◆ EXERCISE ◆
The task calls for every line of the data to be repeated exactly.

◆ MATERIAL TO PROCESS ◆
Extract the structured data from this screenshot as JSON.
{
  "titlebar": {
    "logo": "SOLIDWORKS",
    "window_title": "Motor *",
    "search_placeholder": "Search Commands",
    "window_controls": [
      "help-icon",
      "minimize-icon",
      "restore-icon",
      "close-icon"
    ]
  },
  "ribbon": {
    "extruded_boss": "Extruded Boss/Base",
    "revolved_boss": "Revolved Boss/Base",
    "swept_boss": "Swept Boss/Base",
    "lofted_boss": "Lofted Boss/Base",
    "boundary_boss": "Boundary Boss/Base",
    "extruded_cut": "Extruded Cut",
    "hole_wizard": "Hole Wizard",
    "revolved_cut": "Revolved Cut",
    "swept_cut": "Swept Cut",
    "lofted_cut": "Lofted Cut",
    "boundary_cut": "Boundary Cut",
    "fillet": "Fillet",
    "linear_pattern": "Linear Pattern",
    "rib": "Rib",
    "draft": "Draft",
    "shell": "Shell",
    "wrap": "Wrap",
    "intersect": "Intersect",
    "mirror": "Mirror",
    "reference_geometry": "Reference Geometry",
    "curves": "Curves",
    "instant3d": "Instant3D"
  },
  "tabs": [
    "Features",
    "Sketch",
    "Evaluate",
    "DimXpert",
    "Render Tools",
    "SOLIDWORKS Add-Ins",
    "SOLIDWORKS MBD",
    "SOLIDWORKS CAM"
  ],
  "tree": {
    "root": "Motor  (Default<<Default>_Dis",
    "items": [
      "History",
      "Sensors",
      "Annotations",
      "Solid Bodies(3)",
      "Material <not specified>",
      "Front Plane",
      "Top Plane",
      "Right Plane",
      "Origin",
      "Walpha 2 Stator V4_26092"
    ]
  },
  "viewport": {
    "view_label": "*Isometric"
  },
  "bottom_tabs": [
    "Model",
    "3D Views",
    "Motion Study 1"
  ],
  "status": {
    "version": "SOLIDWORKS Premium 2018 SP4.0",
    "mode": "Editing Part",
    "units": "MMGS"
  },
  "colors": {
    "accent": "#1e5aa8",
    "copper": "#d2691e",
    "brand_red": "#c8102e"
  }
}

◆ WRITTEN REPLY ◆
Extract the structured data from this screenshot as JSON.
{
  "titlebar": {
    "logo": "SOLIDWORKS",
    "window_title": "Motor *",
    "search_placeholder": "Search Commands",
    "window_controls": [
      "help-icon",
      "minimize-icon",
      "restore-icon",
      "close-icon"
    ]
  },
  "ribbon": {
    "extruded_boss": "Extruded Boss/Base",
    "revolved_boss": "Revolved Boss/Base",
    "swept_boss": "Swept Boss/Base",
    "lofted_boss": "Lofted Boss/Base",
    "boundary_boss": "Boundary Boss/Base",
    "extruded_cut": "Extruded Cut",
    "hole_wizard": "Hole Wizard",
    "revolved_cut": "Revolved Cut",
    "swept_cut": "Swept Cut",
    "lofted_cut": "Lofted Cut",
    "boundary_cut": "Boundary Cut",
    "fillet": "Fillet",
    "linear_pattern": "Linear Pattern",
    "rib": "Rib",
    "draft": "Draft",
    "shell": "Shell",
    "wrap": "Wrap",
    "intersect": "Intersect",
    "mirror": "Mirror",
    "reference_geometry": "Reference Geometry",
    "curves": "Curves",
    "instant3d": "Instant3D"
  },
  "tabs": [
    "Features",
    "Sketch",
    "Evaluate",
    "DimXpert",
    "Render Tools",
    "SOLIDWORKS Add-Ins",
    "SOLIDWORKS MBD",
    "SOLIDWORKS CAM"
  ],
  "tree": {
    "root": "Motor  (Default<<Default>_Dis",
    "items": [
      "History",
      "Sensors",
      "Annotations",
      "Solid Bodies(3)",
      "Material <not specified>",
      "Front Plane",
      "Top Plane",
      "Right Plane",
      "Origin",
      "Walpha 2 Stator V4_26092"
    ]
  },
  "viewport": {
    "view_label": "*Isometric"
  },
  "bottom_tabs": [
    "Model",
    "3D Views",
    "Motion Study 1"
  ],
  "status": {
    "version": "SOLIDWORKS Premium 2018 SP4.0",
    "mode": "Editing Part",
    "units": "MMGS"
  },
  "colors": {
    "accent": "#1e5aa8",
    "copper": "#d2691e",
    "brand_red": "#c8102e"
  }
}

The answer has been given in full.